Garden wildlife

I mowed the lawn this evening, and scared the daylights out of two frogs. Both emerged from dense vegetation, presumably feeling threatened by the noise of the grass cutter, and hopped off towards the sanctuary of the pond.

As I put some of the grass cuttings into the compost heap, I could feel the heat and see the mass of living things – slugs, flies, beetles, worms… It’s certainly true, as covered in Chris Packham’s excellent program on BBC4 last night ‘Life and Death on your Lawn’, that the domestic back garden can provide the environment for a plethora of wildlife. The large number of birds is testament to this, as well as to the welcome propensity of people to put up feeders. Indeed, it seems suburbia is becoming a haven for wildlife compared to the aridity of much industrial scale farming.

Which of course is why the trend to put more concrete and artificial grass in back gardens, as well as front, is quite deplorable. How disconnected from the real world can you get?

My early experience of gardening largely entailed keeping things tidy. Now I realise that the very process of ‘tidying’ can be quite damaging to the local wildlife. Newts, frogs, beetles, woodlice, millipedes scamper for alternative cover when a supposedly untidy lawn edge is tidied up. So shaggy is the new ‘in’ for our garden.

Even so, we struggle to repeat the mass frog spawning seen here in the early 2000s (pic), much as the above programme showed in Welwyn.
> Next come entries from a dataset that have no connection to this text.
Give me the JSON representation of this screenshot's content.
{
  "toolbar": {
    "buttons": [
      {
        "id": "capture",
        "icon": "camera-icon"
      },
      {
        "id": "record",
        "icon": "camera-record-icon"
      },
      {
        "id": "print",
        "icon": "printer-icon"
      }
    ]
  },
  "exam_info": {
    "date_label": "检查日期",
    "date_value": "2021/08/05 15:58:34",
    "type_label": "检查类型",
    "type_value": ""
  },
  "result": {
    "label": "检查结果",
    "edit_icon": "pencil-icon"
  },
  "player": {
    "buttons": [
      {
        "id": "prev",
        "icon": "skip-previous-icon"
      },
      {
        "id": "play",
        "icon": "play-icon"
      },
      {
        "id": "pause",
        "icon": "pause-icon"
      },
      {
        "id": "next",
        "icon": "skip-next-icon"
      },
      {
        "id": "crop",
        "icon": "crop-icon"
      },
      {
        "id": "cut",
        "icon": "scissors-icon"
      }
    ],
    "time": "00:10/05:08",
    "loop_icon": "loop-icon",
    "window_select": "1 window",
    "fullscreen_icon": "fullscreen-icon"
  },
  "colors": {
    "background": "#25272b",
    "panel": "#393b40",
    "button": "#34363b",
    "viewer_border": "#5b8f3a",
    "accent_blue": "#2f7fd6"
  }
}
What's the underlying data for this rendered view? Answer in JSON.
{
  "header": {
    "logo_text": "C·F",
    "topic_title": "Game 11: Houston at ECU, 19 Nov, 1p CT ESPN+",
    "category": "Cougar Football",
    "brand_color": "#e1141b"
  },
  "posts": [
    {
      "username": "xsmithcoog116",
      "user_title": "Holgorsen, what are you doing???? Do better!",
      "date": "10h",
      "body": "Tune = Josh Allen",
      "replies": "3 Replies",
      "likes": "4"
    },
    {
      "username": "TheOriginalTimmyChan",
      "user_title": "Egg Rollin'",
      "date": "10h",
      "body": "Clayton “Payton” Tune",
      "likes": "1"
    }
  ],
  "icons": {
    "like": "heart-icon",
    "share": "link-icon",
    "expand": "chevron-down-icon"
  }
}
Frogs are under so much threat these days, and tidiness is far from the greatest of these.

British Lawnmower Museum

Following my recent post on matches, which was inspired by the British Lawnmower Museum in Southport, I was interested to note that the first lawnmower was actually invented by Edward Budding in Stroud in 1830, just after the perfection of a reproducible striking match in 1825/6. What an inventive time were those days of Great Britain’s industrial revolution.

The Southport museum contains an example of Budding’s invention, and a fine piece of engineering it was, operated by two people, one pushing and one pulling. But extremely heavy because of its cast iron manufacture.

It was interesting to discover from Brian Radam, who established the museum, that this is a true lawnmower. Later modern rotary ‘mowers’ are in fact ‘grass cutters’ that work by shearing and tearing, rather than by cutting.

Altogether, a visit to the lawnmower museum proves rather more interesting than you might think, with a number of rooms full of old machines and stories that Brian, a great enthusiast, will regale you with. And you get to see an old machine once owned by Nicholas Parsons of ‘Just a Minute’ fame!

The Perfect Lawn?

A neighbour’s front lawn is always perfectly manicured, like a bowling green, no weeds. What a shock the other day to see it with a large brown patch in the middle. What had happened?

It turns out he paid good money to get a local company to come and remove the moss. Obviously they used chemicals, something went wrong, and the brown patch was the result.

This reminded me of my late father’s lawns, bless him. He was always feeding and putting on weedkillers promoted to improve the lawn. Often bits got brown, so yet more treatment ensued.

Now, our front and back lawns are green. This is not to boast – if you examine them closely you will find moss, daisies and other plantains along with a fair amount of grass. But at least they look green, and the daisies add interest in my view. Apart from mowing, they get little attention – hopefully an annual scarify to get rid of some moss, a poke with a fork if they’re lucky, removal of the odd dandelion or buttercup that might take over, the odd sprinkle of grass seed on the resulting bare bit, and occasionally leaving the cuttings on to soak in some nutrients. Of course, we live in the north west of England, so watering is not generally needed. As a management method, it seems to work.

Indeed, the method even works for establishing a new lawn. At our first house in Crewe, we simply levelled an area of the back garden and started mowing it from time to time. Eventually it turned into a perfectly acceptable green lawn.

All this leaves me to ponder: what is the point of all those preparations sold in the gardening shops to improve lawns by feeding and killing weeds? Is it just part of our mindset that we have to control nature, rather than largely just letting it get on with things for itself?

And what happens to the herbicides – presumably they just stay in the soil or leach into natural water systems…

The only thing worse is the current peculiar infatuation with artificial grass, which is taking alientation from nature to rather extreme levels…

Feature image courtesy of Wikimedia Commons